As extreme weather events become a more frequent occurrence, flooding is blighting the lives of more communities. Traditional flood defences were designed to deal with historic flooding levels, but can no longer defend people and properties against the volumes of water resulting from some recent rainfall events.
Policy makers are now looking at how natural flood management (NFM) can help. NFM is when natural processes are used to reduce the risk of flooding and coastal erosion. Examples include creating interventions on land to store water upstream of towns and cities, river restoration schemes which recreate the natural meanders in rivers and reconnect the floodplain and planting trees to promote water percolation and absorption.
The Trent Rivers Trust has completed NFM schemes on farmland around Leicester and on the edge of Southwell. Measures implemented include earth bunds to store water and leaky dams on ditches and small streams to hold back water and allow it to flood adjacent farmland for short periods.

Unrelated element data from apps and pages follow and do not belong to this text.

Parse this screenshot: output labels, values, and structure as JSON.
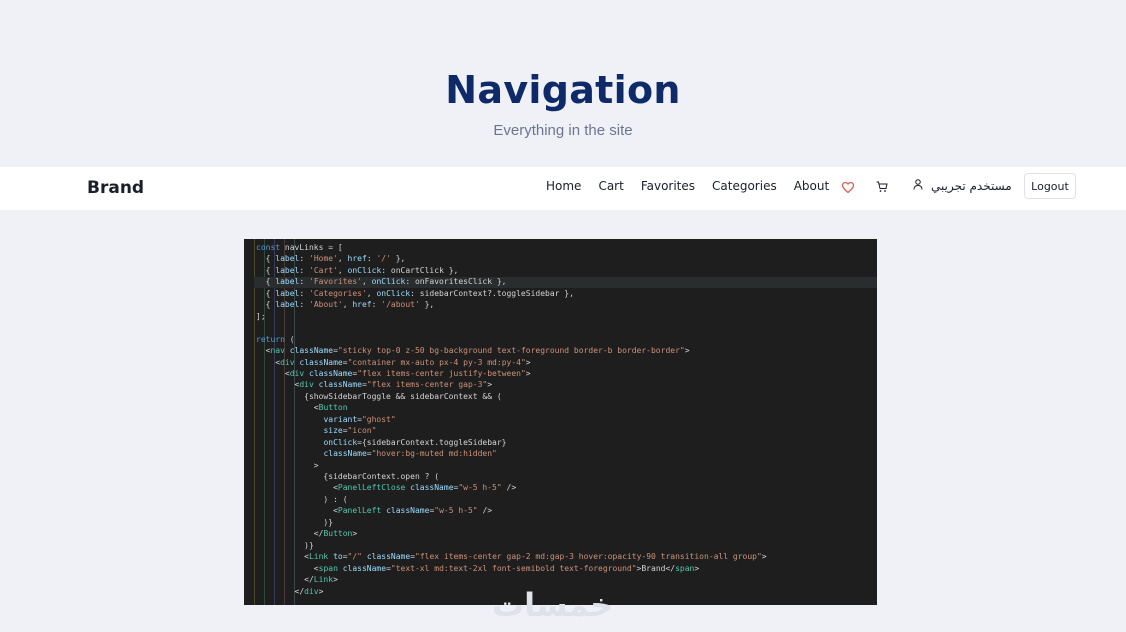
{
  "hero": {
    "title": "Navigation",
    "subtitle": "Everything in the site"
  },
  "navbar": {
    "brand": "Brand",
    "links": [
      "Home",
      "Cart",
      "Favorites",
      "Categories",
      "About"
    ],
    "user_name": "مستخدم تجريبي",
    "logout_label": "Logout",
    "icons": [
      "heart-icon",
      "cart-icon",
      "user-icon"
    ],
    "heart_color": "#e05a4f"
  },
  "code_screenshot": {
    "lines": [
      "const navLinks = [",
      "  { label: 'Home', href: '/' },",
      "  { label: 'Cart', onClick: onCartClick },",
      "  { label: 'Favorites', onClick: onFavoritesClick },",
      "  { label: 'Categories', onClick: sidebarContext?.toggleSidebar },",
      "  { label: 'About', href: '/about' },",
      "];",
      "",
      "return (",
      "  <nav className=\"sticky top-0 z-50 bg-background text-foreground border-b border-border\">",
      "    <div className=\"container mx-auto px-4 py-3 md:py-4\">",
      "      <div className=\"flex items-center justify-between\">",
      "        <div className=\"flex items-center gap-3\">",
      "          {showSidebarToggle && sidebarContext && (",
      "            <Button",
      "              variant=\"ghost\"",
      "              size=\"icon\"",
      "              onClick={sidebarContext.toggleSidebar}",
      "              className=\"hover:bg-muted md:hidden\"",
      "            >",
      "              {sidebarContext.open ? (",
      "                <PanelLeftClose className=\"w-5 h-5\" />",
      "              ) : (",
      "                <PanelLeft className=\"w-5 h-5\" />",
      "              )}",
      "            </Button>",
      "          )}",
      "          <Link to=\"/\" className=\"flex items-center gap-2 md:gap-3 hover:opacity-90 transition-all group\">",
      "            <span className=\"text-xl md:text-2xl font-semibold text-foreground\">Brand</span>",
      "          </Link>",
      "        </div>"
    ]
  },
  "watermark": "خمسات"
}
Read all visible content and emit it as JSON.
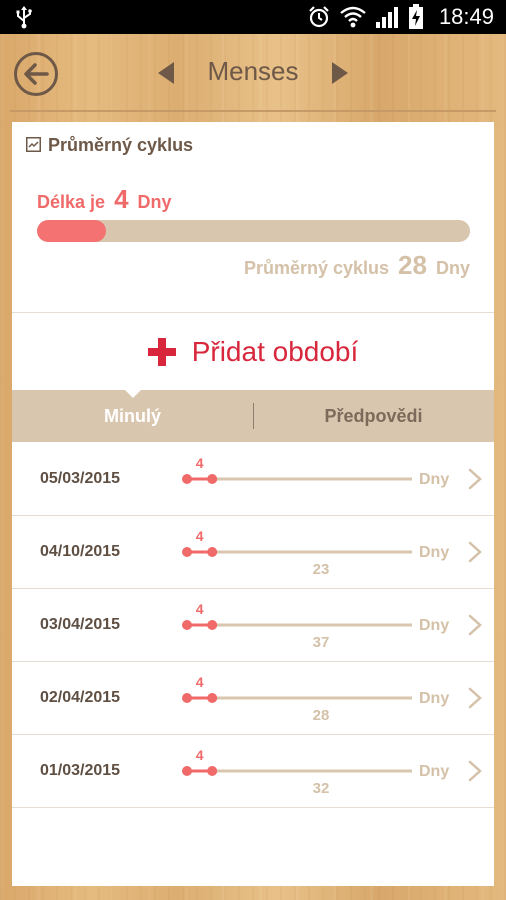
{
  "status_bar": {
    "time": "18:49"
  },
  "header": {
    "title": "Menses"
  },
  "average": {
    "title": "Průměrný cyklus",
    "length_prefix": "Délka je",
    "length_value": "4",
    "length_unit": "Dny",
    "cycle_prefix": "Průměrný cyklus",
    "cycle_value": "28",
    "cycle_unit": "Dny",
    "progress_fraction": 0.16
  },
  "add_button": {
    "label": "Přidat období"
  },
  "tabs": [
    {
      "label": "Minulý"
    },
    {
      "label": "Předpovědi"
    }
  ],
  "unit_label": "Dny",
  "periods": [
    {
      "date": "05/03/2015",
      "period_days": "4",
      "cycle_days": ""
    },
    {
      "date": "04/10/2015",
      "period_days": "4",
      "cycle_days": "23"
    },
    {
      "date": "03/04/2015",
      "period_days": "4",
      "cycle_days": "37"
    },
    {
      "date": "02/04/2015",
      "period_days": "4",
      "cycle_days": "28"
    },
    {
      "date": "01/03/2015",
      "period_days": "4",
      "cycle_days": "32"
    }
  ],
  "colors": {
    "accent": "#f06a6a",
    "add_red": "#d8273c",
    "beige": "#d8c6ae",
    "brown": "#6e5847"
  }
}
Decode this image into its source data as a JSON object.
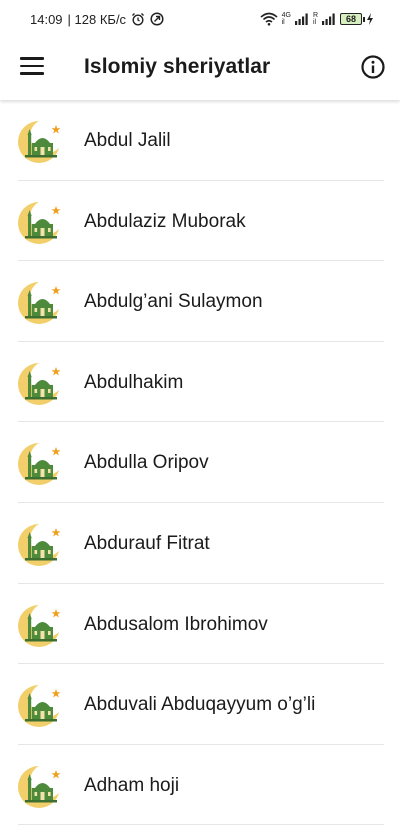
{
  "status_bar": {
    "time": "14:09",
    "network_speed": "| 128 КБ/с",
    "battery_level": "68",
    "signal_1_label_top": "4G",
    "signal_1_label_bottom": "il",
    "signal_2_label_top": "R",
    "signal_2_label_bottom": "il"
  },
  "app_bar": {
    "title": "Islomiy sheriyatlar"
  },
  "colors": {
    "moon": "#f2cf6a",
    "mosque": "#4d8a3c",
    "star": "#f0a020",
    "divider": "#e6e6e6"
  },
  "list": {
    "items": [
      {
        "label": "Abdul Jalil",
        "icon": "mosque-crescent-icon"
      },
      {
        "label": "Abdulaziz Muborak",
        "icon": "mosque-crescent-icon"
      },
      {
        "label": "Abdulg’ani Sulaymon",
        "icon": "mosque-crescent-icon"
      },
      {
        "label": "Abdulhakim",
        "icon": "mosque-crescent-icon"
      },
      {
        "label": "Abdulla Oripov",
        "icon": "mosque-crescent-icon"
      },
      {
        "label": "Abdurauf Fitrat",
        "icon": "mosque-crescent-icon"
      },
      {
        "label": "Abdusalom Ibrohimov",
        "icon": "mosque-crescent-icon"
      },
      {
        "label": "Abduvali Abduqayyum o’g’li",
        "icon": "mosque-crescent-icon"
      },
      {
        "label": "Adham hoji",
        "icon": "mosque-crescent-icon"
      }
    ]
  }
}
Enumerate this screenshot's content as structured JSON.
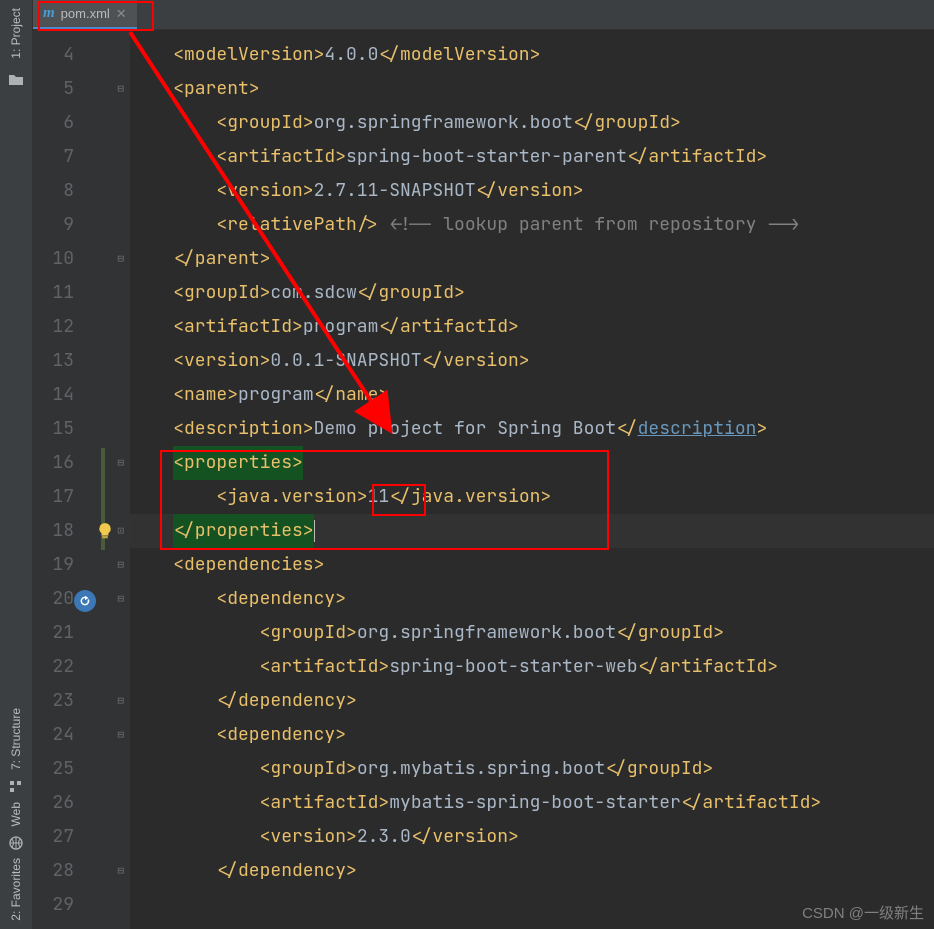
{
  "tab": {
    "filename": "pom.xml"
  },
  "sidebar": {
    "tabs": [
      "1: Project",
      "7: Structure",
      "Web",
      "2: Favorites"
    ]
  },
  "gutter": {
    "start": 4,
    "end": 29
  },
  "code": {
    "lines": [
      {
        "i": 1,
        "seg": [
          {
            "c": "t-tag",
            "t": "<modelVersion>"
          },
          {
            "c": "t-txt",
            "t": "4.0.0"
          },
          {
            "c": "t-tag",
            "t": "</modelVersion>"
          }
        ]
      },
      {
        "i": 1,
        "seg": [
          {
            "c": "t-tag",
            "t": "<parent>"
          }
        ]
      },
      {
        "i": 2,
        "seg": [
          {
            "c": "t-tag",
            "t": "<groupId>"
          },
          {
            "c": "t-txt",
            "t": "org.springframework.boot"
          },
          {
            "c": "t-tag",
            "t": "</groupId>"
          }
        ]
      },
      {
        "i": 2,
        "seg": [
          {
            "c": "t-tag",
            "t": "<artifactId>"
          },
          {
            "c": "t-txt",
            "t": "spring-boot-starter-parent"
          },
          {
            "c": "t-tag",
            "t": "</artifactId>"
          }
        ]
      },
      {
        "i": 2,
        "seg": [
          {
            "c": "t-tag",
            "t": "<version>"
          },
          {
            "c": "t-txt",
            "t": "2.7.11-SNAPSHOT"
          },
          {
            "c": "t-tag",
            "t": "</version>"
          }
        ]
      },
      {
        "i": 2,
        "seg": [
          {
            "c": "t-tag",
            "t": "<relativePath/>"
          },
          {
            "c": "t-txt",
            "t": " "
          },
          {
            "c": "t-cmt",
            "t": "<!-- lookup parent from repository -->"
          }
        ]
      },
      {
        "i": 1,
        "seg": [
          {
            "c": "t-tag",
            "t": "</parent>"
          }
        ]
      },
      {
        "i": 1,
        "seg": [
          {
            "c": "t-tag",
            "t": "<groupId>"
          },
          {
            "c": "t-txt",
            "t": "com.sdcw"
          },
          {
            "c": "t-tag",
            "t": "</groupId>"
          }
        ]
      },
      {
        "i": 1,
        "seg": [
          {
            "c": "t-tag",
            "t": "<artifactId>"
          },
          {
            "c": "t-txt",
            "t": "program"
          },
          {
            "c": "t-tag",
            "t": "</artifactId>"
          }
        ]
      },
      {
        "i": 1,
        "seg": [
          {
            "c": "t-tag",
            "t": "<version>"
          },
          {
            "c": "t-txt",
            "t": "0.0.1-SNAPSHOT"
          },
          {
            "c": "t-tag",
            "t": "</version>"
          }
        ]
      },
      {
        "i": 1,
        "seg": [
          {
            "c": "t-tag",
            "t": "<name>"
          },
          {
            "c": "t-txt",
            "t": "program"
          },
          {
            "c": "t-tag",
            "t": "</name>"
          }
        ]
      },
      {
        "i": 1,
        "seg": [
          {
            "c": "t-tag",
            "t": "<description>"
          },
          {
            "c": "t-txt",
            "t": "Demo project for Spring Boot"
          },
          {
            "c": "t-tag",
            "t": "</"
          },
          {
            "c": "t-lnk2",
            "t": "description"
          },
          {
            "c": "t-tag",
            "t": ">"
          }
        ]
      },
      {
        "i": 1,
        "hl": true,
        "seg": [
          {
            "c": "t-tag hl",
            "t": "<properties>"
          }
        ]
      },
      {
        "i": 2,
        "seg": [
          {
            "c": "t-tag",
            "t": "<java.version>"
          },
          {
            "c": "t-txt",
            "t": "11"
          },
          {
            "c": "t-tag",
            "t": "</java.version>"
          }
        ]
      },
      {
        "i": 1,
        "cl": true,
        "seg": [
          {
            "c": "t-tag hl",
            "t": "</properties>"
          },
          {
            "caret": true
          }
        ]
      },
      {
        "i": 1,
        "seg": [
          {
            "c": "t-tag",
            "t": "<dependencies>"
          }
        ]
      },
      {
        "i": 2,
        "seg": [
          {
            "c": "t-tag",
            "t": "<dependency>"
          }
        ]
      },
      {
        "i": 3,
        "seg": [
          {
            "c": "t-tag",
            "t": "<groupId>"
          },
          {
            "c": "t-txt",
            "t": "org.springframework.boot"
          },
          {
            "c": "t-tag",
            "t": "</groupId>"
          }
        ]
      },
      {
        "i": 3,
        "seg": [
          {
            "c": "t-tag",
            "t": "<artifactId>"
          },
          {
            "c": "t-txt",
            "t": "spring-boot-starter-web"
          },
          {
            "c": "t-tag",
            "t": "</artifactId>"
          }
        ]
      },
      {
        "i": 2,
        "seg": [
          {
            "c": "t-tag",
            "t": "</dependency>"
          }
        ]
      },
      {
        "i": 2,
        "seg": [
          {
            "c": "t-tag",
            "t": "<dependency>"
          }
        ]
      },
      {
        "i": 3,
        "seg": [
          {
            "c": "t-tag",
            "t": "<groupId>"
          },
          {
            "c": "t-txt",
            "t": "org.mybatis.spring.boot"
          },
          {
            "c": "t-tag",
            "t": "</groupId>"
          }
        ]
      },
      {
        "i": 3,
        "seg": [
          {
            "c": "t-tag",
            "t": "<artifactId>"
          },
          {
            "c": "t-txt",
            "t": "mybatis-spring-boot-starter"
          },
          {
            "c": "t-tag",
            "t": "</artifactId>"
          }
        ]
      },
      {
        "i": 3,
        "seg": [
          {
            "c": "t-tag",
            "t": "<version>"
          },
          {
            "c": "t-txt",
            "t": "2.3.0"
          },
          {
            "c": "t-tag",
            "t": "</version>"
          }
        ]
      },
      {
        "i": 2,
        "seg": [
          {
            "c": "t-tag",
            "t": "</dependency>"
          }
        ]
      },
      {
        "i": 0,
        "seg": []
      }
    ]
  },
  "watermark": "CSDN @一级新生"
}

We are also working with farmers in several catchments looking at how techniques such as minimum tillage and cover cropping can help to build organic matter in soil to improve soil structure and allow water to flow through the soil profile rather than over it.
Currently we have been asked to introduce Natural Flood Management (NFM) works which will complement the Environment Agency flood relief scheme for Lowdham in Nottinghamshire. You can read more about this exciting new project HERE.
Another NFM project we are carrying out is the FRAMES Southwell project which aims to improve flood resilience in Southwell through natural flood management (NFM) intervention and community engagement. This project has been funded by INTERREG FRAMES as well as Nottinghamshire County Council.